An example of the Gongen style of architecture, Asakusa Shrine was commissioned by Tokugawa Iemitsu and constructed in 1649 during Japan's Edo Period. It was constructed in order to honor the three men who established and constructed the Sensō-ji. The legend states that two brothers, fishermen named Hinokuma Hamanari and Hinokuma Takenari, found a bosatsu Kannon statuette caught in a fishing-net in the Sumida River on May 17, 628.
The third man, a wealthy landlord named Hajino Nakatomo, heard about the discovery and approached the brothers to whom he delivered an impassioned sermon about the Buddha. The brothers were very impressed and subsequently converted to the Buddhist religion. The Kannon statue was consecrated in a small temple by the landlord and the brothers who thereafter devoted their lives to preaching the way of Buddhism. This temple is now known as the Sensō-ji. Asakusa Shrine was built in order to worship these men as deities. The shrine and its surrounding area and buildings have also been the site of many Shinto and Buddhist festivals for centuries. The most important and famous of these festivals is Sanja Matsuri, held in late May.
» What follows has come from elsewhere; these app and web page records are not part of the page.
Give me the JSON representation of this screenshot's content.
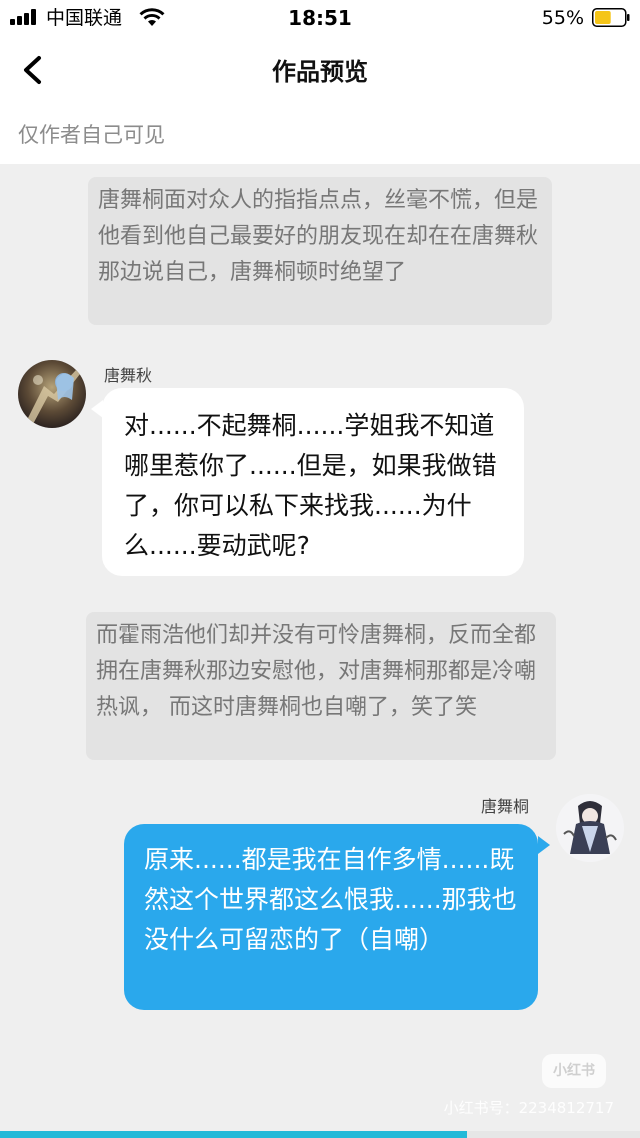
{
  "status_bar": {
    "carrier": "中国联通",
    "time": "18:51",
    "battery_percent": "55%",
    "battery_level": 0.55,
    "battery_color": "#f5c518",
    "signal_icon": "cellular-signal-icon",
    "wifi_icon": "wifi-icon"
  },
  "nav": {
    "back_icon": "chevron-left-icon",
    "title": "作品预览"
  },
  "visibility_note": "仅作者自己可见",
  "messages": [
    {
      "kind": "narration",
      "text": "唐舞桐面对众人的指指点点，丝毫不慌，但是他看到他自己最要好的朋友现在却在在唐舞秋那边说自己，唐舞桐顿时绝望了"
    },
    {
      "kind": "speech",
      "side": "left",
      "speaker": "唐舞秋",
      "avatar_icon": "avatar-image-tang-wuqiu",
      "text": "对......不起舞桐......学姐我不知道哪里惹你了......但是，如果我做错了，你可以私下来找我......为什么......要动武呢?"
    },
    {
      "kind": "narration",
      "text": "而霍雨浩他们却并没有可怜唐舞桐，反而全都拥在唐舞秋那边安慰他，对唐舞桐那都是冷嘲热讽， 而这时唐舞桐也自嘲了，笑了笑"
    },
    {
      "kind": "speech",
      "side": "right",
      "speaker": "唐舞桐",
      "avatar_icon": "avatar-image-tang-wutong",
      "text": "原来......都是我在自作多情......既然这个世界都这么恨我......那我也没什么可留恋的了（自嘲）"
    }
  ],
  "watermark": {
    "logo": "小红书",
    "id_text": "小红书号：2234812717"
  },
  "progress": {
    "fraction": 0.73,
    "color": "#24b9d8"
  },
  "colors": {
    "right_bubble": "#2aa8ec",
    "left_bubble": "#ffffff",
    "narration_bubble": "#e3e3e3",
    "background": "#efefef"
  }
}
Unlike many other structures in the area, including the Sensō-ji, the shrine (along with the Nitenmon) survived the Tokyo air raids of 1945. Because of this rich history, it was designated an Important Cultural Property by the Japanese government in 1951.